Hadjimina said her most popular scooter is a Piaggio three-wheel model known as the MP3. Customers like it, she said, "… because you don't have to put your feet down at the street light." The scooter sells for $7,199.
With prices on most scooters in the four-figure range, buyers usually have to wait before they see their fuel savings match their scooter's purchase price. Errol Kody, 60, says he doesn't mind.
Kody, who works on boats in San Francisco, purchased his Vespa GTS 250 for $5,800. Now, instead of taking out his 1990 Nissan Stanza, he rides the scooter to work — a 58-mile round-trip — and enjoys some fresh air on the way.
"People are always interested in the scooter. They wave at me while I drive," he said. "It's going to take me a while to get my money back, but it's a lot of fun to drive."
The best part of owning the scooter? Kody said it's the feeling he gets when he finally has to pull into a gas station after getting about 75 miles per gallon.
Soon some scooter riders won't even have to go to the gas station. Metter, of New York Motorcycle, said consumers should be on the lookout for electric scooters, a potential alternative to their gas-powered relatives.
Scooter owners join motorcyclists at a rally in New York for an annual Ride To Work Day event.
"They're just starting to emerge," he said. "Zero gas. Zero pollution. It's like an appliance. You can park it on the carpet and not worry about oil dripping."
Vespa, Honda and Yamaha all offer scooters that range in price from roughly $2,000 to more than $8,000 while Suzuki scooters start at $6,000.
Color enthusiasts have their pick, ranging from Vespa's "Daring Plum" and "Excalibar Gray" to Honda's red "Monza" and blue-and-white "Ocean" designs.
"Scooters rate very high on the stylish scale," Mount said.
But if gas savings are your number one criterion, you'll have to do some digging. Most scooter Web sites don't advertise miles per gallon. Yamaha does and, according to the maker, results vary depending on road conditions, how a scooter is driven and maintained, cargo load and operator weight.
One of Yamaha's most fuel-efficient scooters, the Zuma, costs $2,199 and can travel 123 miles per gallon.
Local scooter shops are seeing an increase in sales after the rise of gas prices.
Some scooter owners say they can't give up on their cars completely. Chris White and his family own four scooters, but said they still need their SUV to tow their trailer or when they need seating for groups as large as eight.
Bad weather, however, is one obstacle they've managed to surmount.

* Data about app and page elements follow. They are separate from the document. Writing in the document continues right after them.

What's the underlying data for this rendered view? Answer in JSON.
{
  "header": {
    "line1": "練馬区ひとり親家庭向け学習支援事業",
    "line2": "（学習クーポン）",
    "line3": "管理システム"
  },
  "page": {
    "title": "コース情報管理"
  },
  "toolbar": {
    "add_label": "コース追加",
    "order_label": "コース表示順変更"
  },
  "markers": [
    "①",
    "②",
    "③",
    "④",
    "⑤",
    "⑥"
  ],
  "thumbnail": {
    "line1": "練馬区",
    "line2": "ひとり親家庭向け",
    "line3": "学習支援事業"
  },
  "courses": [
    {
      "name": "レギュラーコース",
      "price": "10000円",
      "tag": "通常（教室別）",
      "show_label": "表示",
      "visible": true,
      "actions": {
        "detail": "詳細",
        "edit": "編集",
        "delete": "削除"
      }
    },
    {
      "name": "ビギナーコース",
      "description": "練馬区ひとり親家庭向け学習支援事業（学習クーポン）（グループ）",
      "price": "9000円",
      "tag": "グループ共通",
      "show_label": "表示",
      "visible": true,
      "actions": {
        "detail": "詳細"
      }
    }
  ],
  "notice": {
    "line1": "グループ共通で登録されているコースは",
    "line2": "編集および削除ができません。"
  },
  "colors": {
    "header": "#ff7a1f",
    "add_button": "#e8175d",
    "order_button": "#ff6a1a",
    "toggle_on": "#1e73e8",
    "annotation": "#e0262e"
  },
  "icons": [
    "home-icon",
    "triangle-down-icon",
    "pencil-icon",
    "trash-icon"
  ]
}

"I invested in cheap rain gear and covers so unexpected weather is not an issue," White said.
According to the U.S. Consumer Product Safety Commission, it's good idea to invest in other gear too – the kind that keeps you safe. An estimated 7,244 people suffered scooter-related injuries last year, the commission reports.
It recommends scooter riders wear helmets, knee pads and elbow pads to avoid injury.
Other scooter riding safety tips from the commission:
Wear sturdy shoes
Avoid gravel and uneven pavement, which can cause falls.
Don't ride scooters at night — riders can't see where they're going or be seen by others.
Mount recommended that riders wear bright colors.
"Conspicuity is key," he said.
Helmets provide extra security to riders sharing the road with automobiles.
Each state has different restrictions and procedures for scooters or mopeds. In some cases, motorcycle training and tests are required. In others, all you need is a regular motor vehicle license.
Scooters that have engine sizes exceeding 50 cubic centimeters and travel 30 miles per hour or higher require a motorcycle license.
Contact your state's motor vehicles office for details.